§ **WORK INSTRUCTIONS**
Which lines of the entries below hold the word "content"? Report each of them.

§ **PROVIDED RECORDS**
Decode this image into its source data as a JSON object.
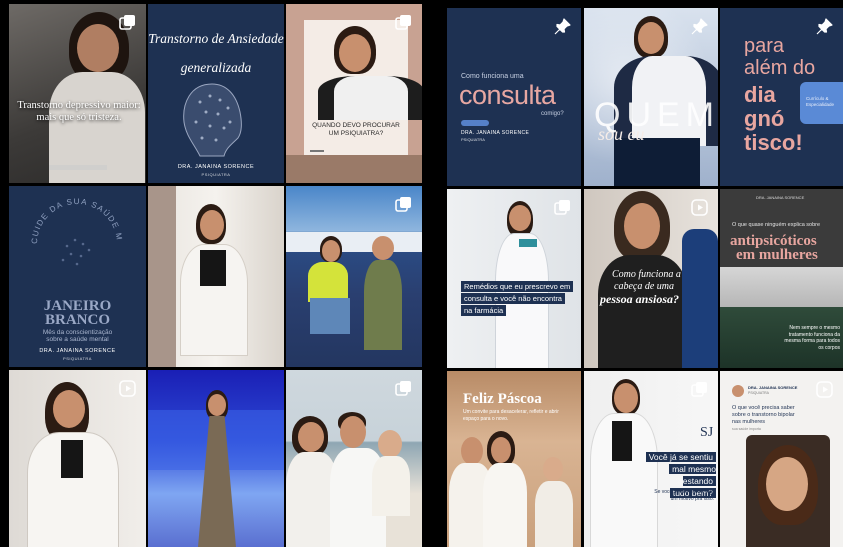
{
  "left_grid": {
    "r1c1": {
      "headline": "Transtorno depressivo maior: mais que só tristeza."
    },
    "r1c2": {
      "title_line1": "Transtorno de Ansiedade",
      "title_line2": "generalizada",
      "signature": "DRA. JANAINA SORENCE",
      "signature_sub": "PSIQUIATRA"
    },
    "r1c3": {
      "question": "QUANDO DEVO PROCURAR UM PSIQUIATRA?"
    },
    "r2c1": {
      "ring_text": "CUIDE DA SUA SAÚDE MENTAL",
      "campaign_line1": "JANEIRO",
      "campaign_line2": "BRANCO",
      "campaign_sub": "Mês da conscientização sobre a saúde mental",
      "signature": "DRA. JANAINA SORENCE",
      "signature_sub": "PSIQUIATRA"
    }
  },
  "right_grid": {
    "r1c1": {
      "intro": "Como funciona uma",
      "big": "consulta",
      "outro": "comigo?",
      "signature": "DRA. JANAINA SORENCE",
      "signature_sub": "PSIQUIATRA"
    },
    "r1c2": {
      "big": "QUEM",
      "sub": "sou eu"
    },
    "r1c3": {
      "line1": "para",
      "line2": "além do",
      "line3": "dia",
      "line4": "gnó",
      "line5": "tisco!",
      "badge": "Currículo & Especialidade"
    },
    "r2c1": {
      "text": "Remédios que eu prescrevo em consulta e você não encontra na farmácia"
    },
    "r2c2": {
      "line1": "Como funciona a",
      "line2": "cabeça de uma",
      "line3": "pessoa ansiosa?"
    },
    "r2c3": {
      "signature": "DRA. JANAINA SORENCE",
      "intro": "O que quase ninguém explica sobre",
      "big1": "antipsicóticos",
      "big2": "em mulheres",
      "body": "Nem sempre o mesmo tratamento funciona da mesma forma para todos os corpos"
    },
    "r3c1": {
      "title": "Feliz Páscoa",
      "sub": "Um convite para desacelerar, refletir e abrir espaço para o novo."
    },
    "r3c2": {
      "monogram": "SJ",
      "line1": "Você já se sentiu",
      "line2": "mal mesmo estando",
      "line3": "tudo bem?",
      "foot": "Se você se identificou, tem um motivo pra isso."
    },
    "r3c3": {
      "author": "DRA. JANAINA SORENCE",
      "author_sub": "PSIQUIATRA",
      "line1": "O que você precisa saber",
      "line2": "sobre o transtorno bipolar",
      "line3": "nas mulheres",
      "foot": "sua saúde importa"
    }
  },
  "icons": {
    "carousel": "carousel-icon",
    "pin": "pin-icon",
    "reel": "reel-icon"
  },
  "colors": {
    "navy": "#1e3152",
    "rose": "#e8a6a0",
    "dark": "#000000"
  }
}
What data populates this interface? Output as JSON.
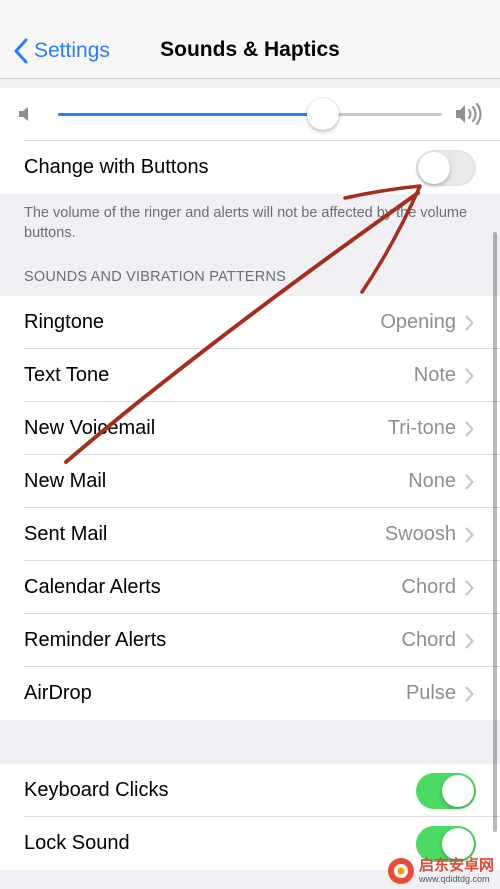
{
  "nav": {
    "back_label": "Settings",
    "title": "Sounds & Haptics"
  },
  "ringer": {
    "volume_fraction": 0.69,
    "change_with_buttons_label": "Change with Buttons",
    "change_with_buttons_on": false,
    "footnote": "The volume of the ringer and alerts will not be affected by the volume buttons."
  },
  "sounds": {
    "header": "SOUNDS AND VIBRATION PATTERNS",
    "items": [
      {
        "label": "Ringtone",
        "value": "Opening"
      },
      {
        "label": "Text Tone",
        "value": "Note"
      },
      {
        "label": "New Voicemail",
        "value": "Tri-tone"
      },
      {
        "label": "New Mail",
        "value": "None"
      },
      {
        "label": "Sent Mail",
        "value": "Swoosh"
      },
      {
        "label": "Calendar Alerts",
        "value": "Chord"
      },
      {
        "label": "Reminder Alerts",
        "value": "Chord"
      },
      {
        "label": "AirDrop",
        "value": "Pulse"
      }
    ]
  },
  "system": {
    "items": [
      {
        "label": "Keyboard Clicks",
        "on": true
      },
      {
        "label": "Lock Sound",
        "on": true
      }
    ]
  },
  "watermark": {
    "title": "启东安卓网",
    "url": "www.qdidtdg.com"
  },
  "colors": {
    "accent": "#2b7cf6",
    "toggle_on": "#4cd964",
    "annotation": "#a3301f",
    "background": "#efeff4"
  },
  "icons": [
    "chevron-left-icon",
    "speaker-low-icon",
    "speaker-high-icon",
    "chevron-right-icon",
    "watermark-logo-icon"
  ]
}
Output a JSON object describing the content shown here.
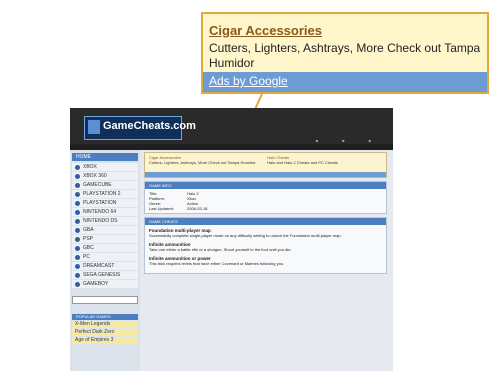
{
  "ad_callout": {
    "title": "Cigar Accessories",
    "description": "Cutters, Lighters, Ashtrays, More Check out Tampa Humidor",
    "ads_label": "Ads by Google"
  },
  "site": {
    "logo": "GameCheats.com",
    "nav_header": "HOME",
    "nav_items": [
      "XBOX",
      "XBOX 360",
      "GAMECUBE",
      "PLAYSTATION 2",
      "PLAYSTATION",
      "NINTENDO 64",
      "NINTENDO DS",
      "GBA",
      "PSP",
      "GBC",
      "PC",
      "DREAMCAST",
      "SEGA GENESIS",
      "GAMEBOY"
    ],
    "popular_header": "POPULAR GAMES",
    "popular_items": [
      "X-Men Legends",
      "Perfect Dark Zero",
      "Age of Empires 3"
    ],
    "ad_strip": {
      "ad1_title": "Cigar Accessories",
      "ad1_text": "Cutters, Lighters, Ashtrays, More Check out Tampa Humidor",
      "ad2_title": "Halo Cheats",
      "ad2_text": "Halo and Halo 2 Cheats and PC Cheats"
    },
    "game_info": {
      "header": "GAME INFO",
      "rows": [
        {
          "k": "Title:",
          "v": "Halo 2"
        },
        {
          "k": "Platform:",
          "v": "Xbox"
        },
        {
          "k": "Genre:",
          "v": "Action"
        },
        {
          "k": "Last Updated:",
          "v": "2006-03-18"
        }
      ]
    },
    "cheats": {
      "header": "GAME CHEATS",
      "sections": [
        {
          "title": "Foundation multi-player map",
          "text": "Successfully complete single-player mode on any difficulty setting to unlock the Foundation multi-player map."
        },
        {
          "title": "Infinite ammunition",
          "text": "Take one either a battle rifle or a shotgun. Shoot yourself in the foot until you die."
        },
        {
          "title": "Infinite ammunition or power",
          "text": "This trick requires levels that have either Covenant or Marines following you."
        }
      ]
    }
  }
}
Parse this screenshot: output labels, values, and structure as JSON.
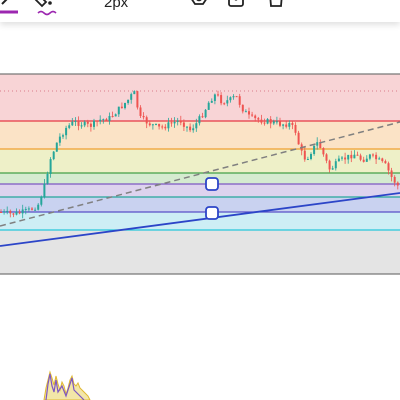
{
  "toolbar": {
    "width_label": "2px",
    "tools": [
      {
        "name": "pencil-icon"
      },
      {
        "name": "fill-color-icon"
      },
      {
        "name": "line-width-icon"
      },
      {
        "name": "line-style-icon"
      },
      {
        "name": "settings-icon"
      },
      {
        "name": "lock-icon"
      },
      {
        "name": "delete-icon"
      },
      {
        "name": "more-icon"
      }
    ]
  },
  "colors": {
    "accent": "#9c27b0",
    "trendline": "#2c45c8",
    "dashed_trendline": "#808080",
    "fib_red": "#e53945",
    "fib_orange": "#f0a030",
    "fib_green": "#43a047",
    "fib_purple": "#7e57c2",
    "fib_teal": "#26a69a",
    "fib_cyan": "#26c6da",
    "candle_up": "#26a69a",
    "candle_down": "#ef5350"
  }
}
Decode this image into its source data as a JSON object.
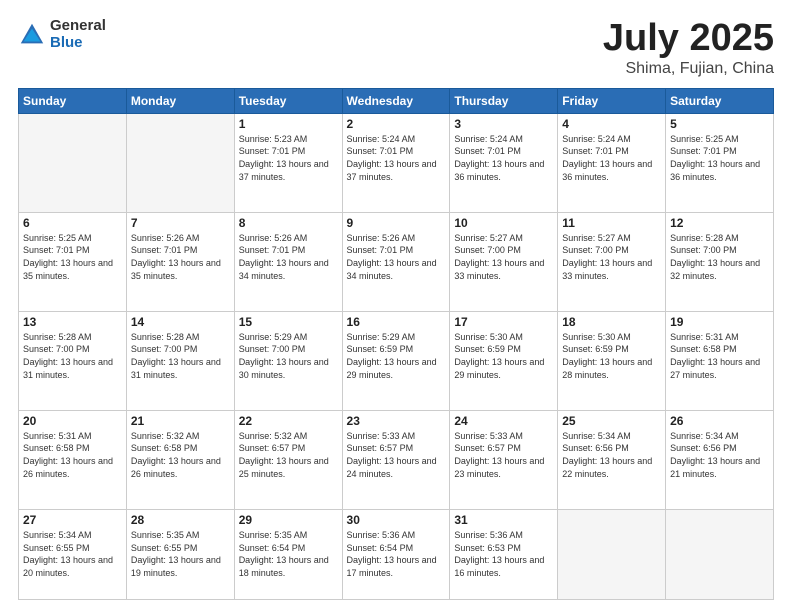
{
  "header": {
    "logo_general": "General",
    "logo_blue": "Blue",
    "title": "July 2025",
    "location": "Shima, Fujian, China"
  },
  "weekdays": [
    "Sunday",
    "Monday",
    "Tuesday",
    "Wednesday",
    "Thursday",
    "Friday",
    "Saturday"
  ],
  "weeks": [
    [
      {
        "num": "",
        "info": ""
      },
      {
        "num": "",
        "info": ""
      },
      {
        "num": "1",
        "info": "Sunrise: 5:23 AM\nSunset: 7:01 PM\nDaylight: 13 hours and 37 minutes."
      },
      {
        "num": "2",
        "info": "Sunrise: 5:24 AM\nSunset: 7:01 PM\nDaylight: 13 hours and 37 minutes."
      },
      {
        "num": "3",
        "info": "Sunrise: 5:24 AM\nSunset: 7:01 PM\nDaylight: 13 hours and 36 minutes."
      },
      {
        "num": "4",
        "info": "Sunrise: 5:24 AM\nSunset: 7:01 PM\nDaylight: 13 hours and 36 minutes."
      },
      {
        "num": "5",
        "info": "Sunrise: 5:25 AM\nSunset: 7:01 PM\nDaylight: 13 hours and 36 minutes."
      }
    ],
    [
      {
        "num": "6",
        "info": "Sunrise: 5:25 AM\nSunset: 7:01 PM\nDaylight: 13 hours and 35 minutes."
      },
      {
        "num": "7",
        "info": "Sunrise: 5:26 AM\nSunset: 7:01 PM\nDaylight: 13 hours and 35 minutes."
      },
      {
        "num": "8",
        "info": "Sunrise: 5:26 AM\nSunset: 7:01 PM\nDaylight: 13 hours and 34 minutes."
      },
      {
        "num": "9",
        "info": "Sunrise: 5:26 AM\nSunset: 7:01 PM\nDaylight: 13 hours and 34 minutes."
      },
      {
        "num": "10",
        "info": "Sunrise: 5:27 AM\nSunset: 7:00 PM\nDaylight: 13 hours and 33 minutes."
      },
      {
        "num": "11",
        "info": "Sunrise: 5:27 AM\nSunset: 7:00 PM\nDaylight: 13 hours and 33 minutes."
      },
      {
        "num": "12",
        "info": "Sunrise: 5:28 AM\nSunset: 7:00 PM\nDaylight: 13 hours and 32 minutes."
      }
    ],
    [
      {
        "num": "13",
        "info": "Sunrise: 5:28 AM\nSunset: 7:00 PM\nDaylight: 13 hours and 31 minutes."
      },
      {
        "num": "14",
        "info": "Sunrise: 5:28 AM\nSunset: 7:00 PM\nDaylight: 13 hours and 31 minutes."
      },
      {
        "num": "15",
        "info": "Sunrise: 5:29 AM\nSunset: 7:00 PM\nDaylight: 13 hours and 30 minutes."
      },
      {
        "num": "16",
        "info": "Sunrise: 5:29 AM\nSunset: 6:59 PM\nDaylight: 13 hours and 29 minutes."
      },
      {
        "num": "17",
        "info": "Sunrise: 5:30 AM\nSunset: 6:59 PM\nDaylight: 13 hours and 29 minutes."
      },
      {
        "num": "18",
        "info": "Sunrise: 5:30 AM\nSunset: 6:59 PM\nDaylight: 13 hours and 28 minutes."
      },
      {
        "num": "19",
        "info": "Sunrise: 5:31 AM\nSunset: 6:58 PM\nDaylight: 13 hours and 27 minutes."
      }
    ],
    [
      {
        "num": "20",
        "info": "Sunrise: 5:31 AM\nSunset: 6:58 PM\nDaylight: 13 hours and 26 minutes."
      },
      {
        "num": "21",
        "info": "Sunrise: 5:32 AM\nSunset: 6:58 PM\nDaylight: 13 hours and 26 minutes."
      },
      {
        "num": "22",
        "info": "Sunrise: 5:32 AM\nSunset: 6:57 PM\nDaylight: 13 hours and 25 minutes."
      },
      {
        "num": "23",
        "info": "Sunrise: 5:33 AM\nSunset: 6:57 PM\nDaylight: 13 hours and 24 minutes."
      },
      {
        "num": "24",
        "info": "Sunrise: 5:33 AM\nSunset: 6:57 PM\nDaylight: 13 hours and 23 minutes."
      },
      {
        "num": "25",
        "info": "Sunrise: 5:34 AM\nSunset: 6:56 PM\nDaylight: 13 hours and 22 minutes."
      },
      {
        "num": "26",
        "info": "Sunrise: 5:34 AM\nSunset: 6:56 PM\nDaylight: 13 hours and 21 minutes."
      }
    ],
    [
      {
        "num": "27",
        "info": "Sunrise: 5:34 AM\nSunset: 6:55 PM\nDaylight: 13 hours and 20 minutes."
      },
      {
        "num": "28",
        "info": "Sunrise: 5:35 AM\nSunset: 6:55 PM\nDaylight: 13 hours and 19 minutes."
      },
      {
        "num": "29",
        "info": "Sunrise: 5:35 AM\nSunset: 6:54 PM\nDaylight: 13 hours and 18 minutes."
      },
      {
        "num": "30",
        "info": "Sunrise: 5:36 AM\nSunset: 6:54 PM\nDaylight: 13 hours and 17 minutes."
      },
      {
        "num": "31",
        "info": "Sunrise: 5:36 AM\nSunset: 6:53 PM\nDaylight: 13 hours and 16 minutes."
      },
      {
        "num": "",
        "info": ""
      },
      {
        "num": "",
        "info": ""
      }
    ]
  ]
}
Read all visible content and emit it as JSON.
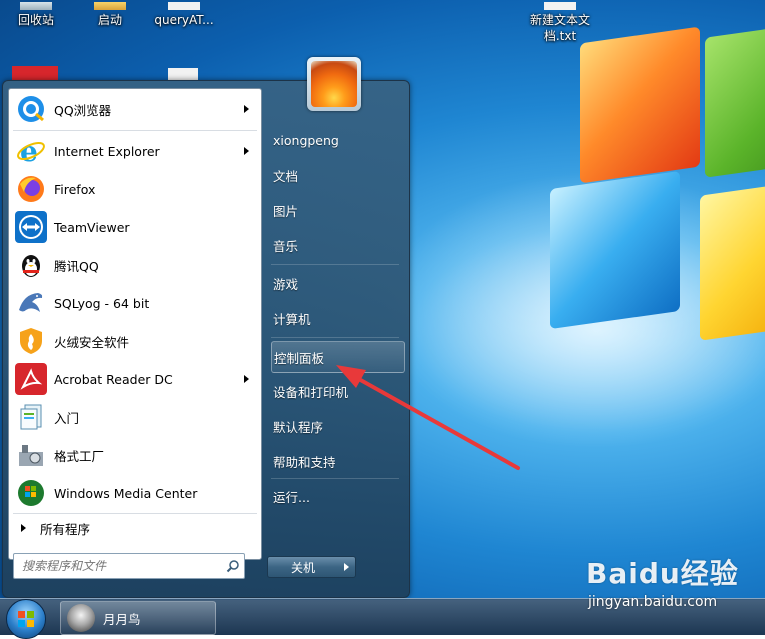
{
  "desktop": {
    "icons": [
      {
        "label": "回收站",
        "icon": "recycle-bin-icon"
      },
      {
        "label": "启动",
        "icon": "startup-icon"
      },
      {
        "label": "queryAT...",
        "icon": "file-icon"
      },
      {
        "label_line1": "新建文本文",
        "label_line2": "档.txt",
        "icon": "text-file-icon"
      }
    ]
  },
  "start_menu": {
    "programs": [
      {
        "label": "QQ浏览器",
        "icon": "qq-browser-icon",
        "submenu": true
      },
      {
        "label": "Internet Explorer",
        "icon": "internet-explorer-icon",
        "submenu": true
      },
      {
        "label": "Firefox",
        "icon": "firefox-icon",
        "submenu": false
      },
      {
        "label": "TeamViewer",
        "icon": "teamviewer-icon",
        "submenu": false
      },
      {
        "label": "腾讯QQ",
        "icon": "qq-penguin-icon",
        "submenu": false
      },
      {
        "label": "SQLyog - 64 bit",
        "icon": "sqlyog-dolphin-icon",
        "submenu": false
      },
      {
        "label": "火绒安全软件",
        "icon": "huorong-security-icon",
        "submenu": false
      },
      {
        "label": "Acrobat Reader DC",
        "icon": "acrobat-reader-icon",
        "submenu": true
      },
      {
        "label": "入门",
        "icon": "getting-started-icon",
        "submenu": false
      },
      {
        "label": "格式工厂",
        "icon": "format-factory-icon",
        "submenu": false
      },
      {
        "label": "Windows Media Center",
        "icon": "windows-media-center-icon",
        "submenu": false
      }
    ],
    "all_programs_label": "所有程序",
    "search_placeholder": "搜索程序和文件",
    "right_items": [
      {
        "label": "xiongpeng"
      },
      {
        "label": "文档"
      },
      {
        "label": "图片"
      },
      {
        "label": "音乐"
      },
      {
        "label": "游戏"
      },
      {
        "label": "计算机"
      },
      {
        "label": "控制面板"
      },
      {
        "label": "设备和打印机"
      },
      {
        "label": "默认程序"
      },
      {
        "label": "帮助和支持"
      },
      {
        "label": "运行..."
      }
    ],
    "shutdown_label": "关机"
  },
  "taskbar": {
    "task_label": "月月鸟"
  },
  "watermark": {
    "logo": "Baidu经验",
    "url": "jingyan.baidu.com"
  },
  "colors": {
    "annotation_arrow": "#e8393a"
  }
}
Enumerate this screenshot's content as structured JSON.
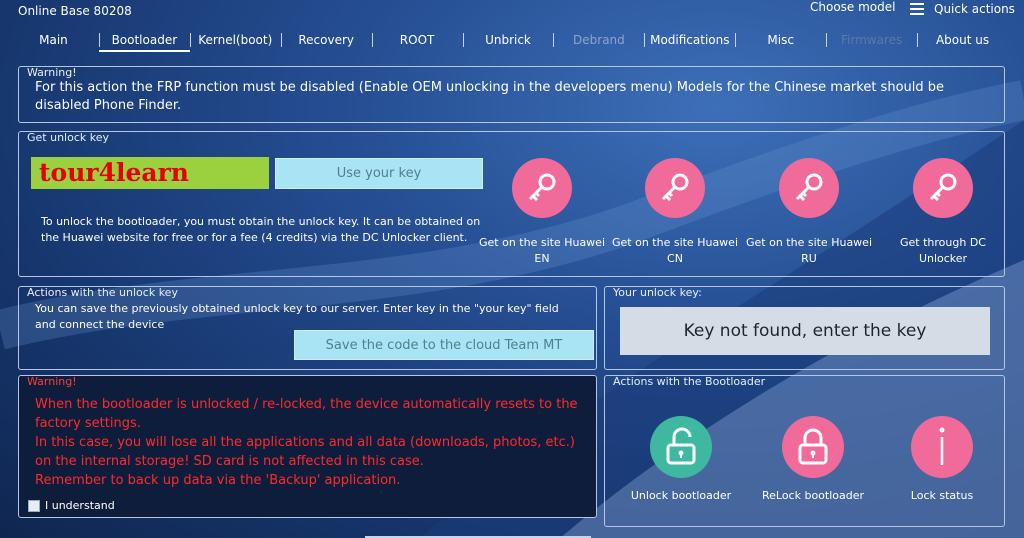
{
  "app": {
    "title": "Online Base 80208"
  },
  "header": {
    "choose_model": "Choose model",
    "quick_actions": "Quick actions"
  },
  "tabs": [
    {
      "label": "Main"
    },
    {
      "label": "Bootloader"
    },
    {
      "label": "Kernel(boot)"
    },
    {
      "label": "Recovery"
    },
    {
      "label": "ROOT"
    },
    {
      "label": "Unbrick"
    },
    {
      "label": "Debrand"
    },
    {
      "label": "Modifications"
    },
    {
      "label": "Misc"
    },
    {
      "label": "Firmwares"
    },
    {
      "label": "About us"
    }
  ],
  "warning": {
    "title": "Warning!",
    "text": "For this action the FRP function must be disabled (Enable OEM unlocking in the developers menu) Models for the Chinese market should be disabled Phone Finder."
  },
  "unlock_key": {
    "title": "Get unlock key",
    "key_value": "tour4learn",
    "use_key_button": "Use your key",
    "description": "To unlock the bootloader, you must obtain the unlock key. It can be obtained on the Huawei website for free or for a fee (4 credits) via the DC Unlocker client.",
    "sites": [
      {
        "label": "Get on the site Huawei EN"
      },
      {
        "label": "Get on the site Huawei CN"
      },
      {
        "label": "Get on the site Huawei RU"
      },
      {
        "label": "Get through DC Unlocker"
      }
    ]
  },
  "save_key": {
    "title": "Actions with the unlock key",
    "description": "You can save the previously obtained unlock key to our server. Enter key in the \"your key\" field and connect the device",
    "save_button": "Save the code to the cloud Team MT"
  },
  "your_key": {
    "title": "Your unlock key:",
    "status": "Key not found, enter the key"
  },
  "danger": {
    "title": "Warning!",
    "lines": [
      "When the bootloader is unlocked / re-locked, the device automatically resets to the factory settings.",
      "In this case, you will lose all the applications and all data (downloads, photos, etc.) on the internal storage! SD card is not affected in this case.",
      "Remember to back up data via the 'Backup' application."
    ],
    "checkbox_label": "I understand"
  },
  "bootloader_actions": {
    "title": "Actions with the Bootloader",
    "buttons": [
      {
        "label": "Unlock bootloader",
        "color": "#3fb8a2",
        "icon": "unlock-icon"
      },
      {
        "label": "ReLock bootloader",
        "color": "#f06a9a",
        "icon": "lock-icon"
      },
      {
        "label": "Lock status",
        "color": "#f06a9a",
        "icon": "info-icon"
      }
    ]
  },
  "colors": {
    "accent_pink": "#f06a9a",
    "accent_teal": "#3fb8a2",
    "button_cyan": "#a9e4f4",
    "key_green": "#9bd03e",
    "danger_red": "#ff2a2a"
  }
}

§ **RESULT FOR THIS TASK**
Output a JSON object describing the content shown here.
Read all visible content and emit it as JSON.
Enumerate this screenshot's content as structured JSON.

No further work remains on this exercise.